(Data supplied begins)
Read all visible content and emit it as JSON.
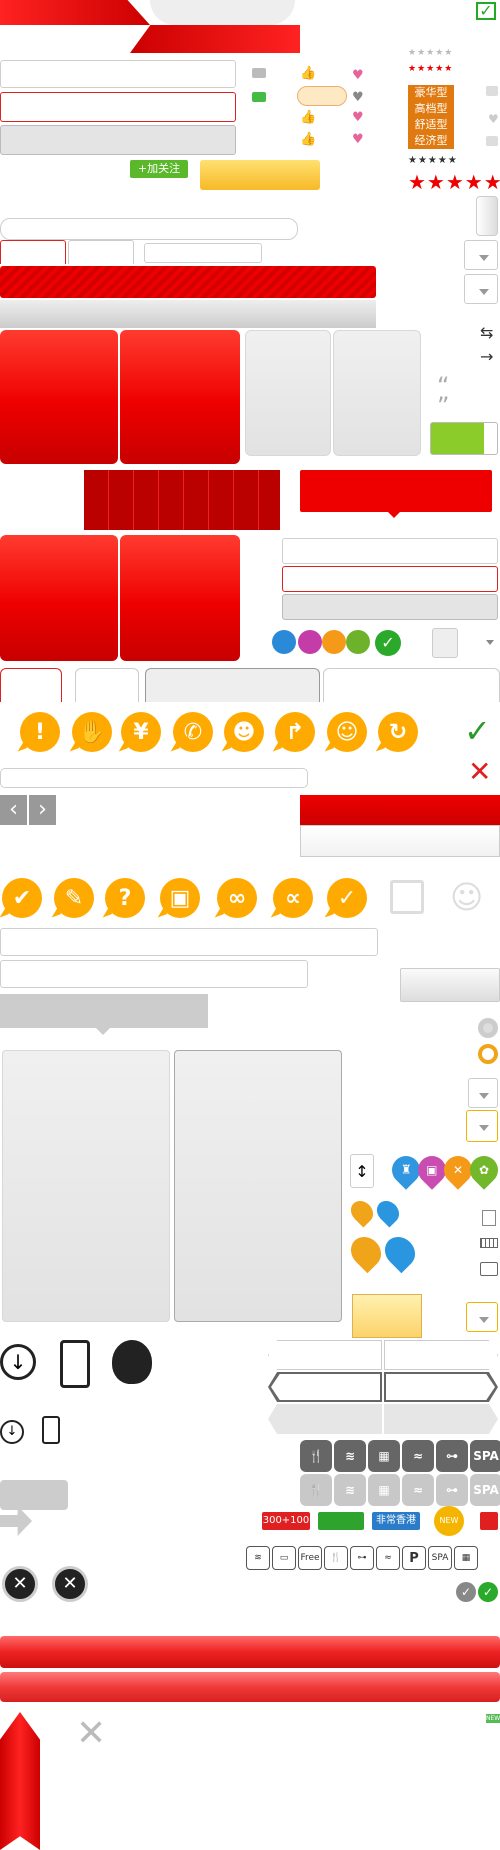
{
  "follow_button": {
    "label": "加关注",
    "plus": "+"
  },
  "hotel_types": [
    "豪华型",
    "高档型",
    "舒适型",
    "经济型"
  ],
  "badges": {
    "price": "300+100",
    "green": "",
    "blue": "非常香港",
    "new": "NEW",
    "tiny_new": "NEW"
  },
  "facility_labels": {
    "spa": "SPA",
    "parking": "P",
    "free": "Free"
  },
  "quotes": {
    "open": "“",
    "close": "”"
  },
  "nav": {
    "prev": "‹",
    "next": "›"
  },
  "arrows": {
    "swap": "⇆",
    "right": "→",
    "sort": "↕"
  },
  "symbols": {
    "check": "✓",
    "cross": "✕",
    "yen": "¥",
    "exclaim": "!",
    "question": "?"
  },
  "colors": {
    "brand_red": "#e00000",
    "orange": "#ffaa00",
    "green": "#2ea44f",
    "gray": "#c8c8c8"
  }
}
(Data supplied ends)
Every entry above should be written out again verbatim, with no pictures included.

Read all visible content and emit it as JSON.
{
  "follow_button": {
    "label": "加关注",
    "plus": "+"
  },
  "hotel_types": [
    "豪华型",
    "高档型",
    "舒适型",
    "经济型"
  ],
  "badges": {
    "price": "300+100",
    "green": "",
    "blue": "非常香港",
    "new": "NEW",
    "tiny_new": "NEW"
  },
  "facility_labels": {
    "spa": "SPA",
    "parking": "P",
    "free": "Free"
  },
  "quotes": {
    "open": "“",
    "close": "”"
  },
  "nav": {
    "prev": "‹",
    "next": "›"
  },
  "arrows": {
    "swap": "⇆",
    "right": "→",
    "sort": "↕"
  },
  "symbols": {
    "check": "✓",
    "cross": "✕",
    "yen": "¥",
    "exclaim": "!",
    "question": "?"
  },
  "colors": {
    "brand_red": "#e00000",
    "orange": "#ffaa00",
    "green": "#2ea44f",
    "gray": "#c8c8c8"
  }
}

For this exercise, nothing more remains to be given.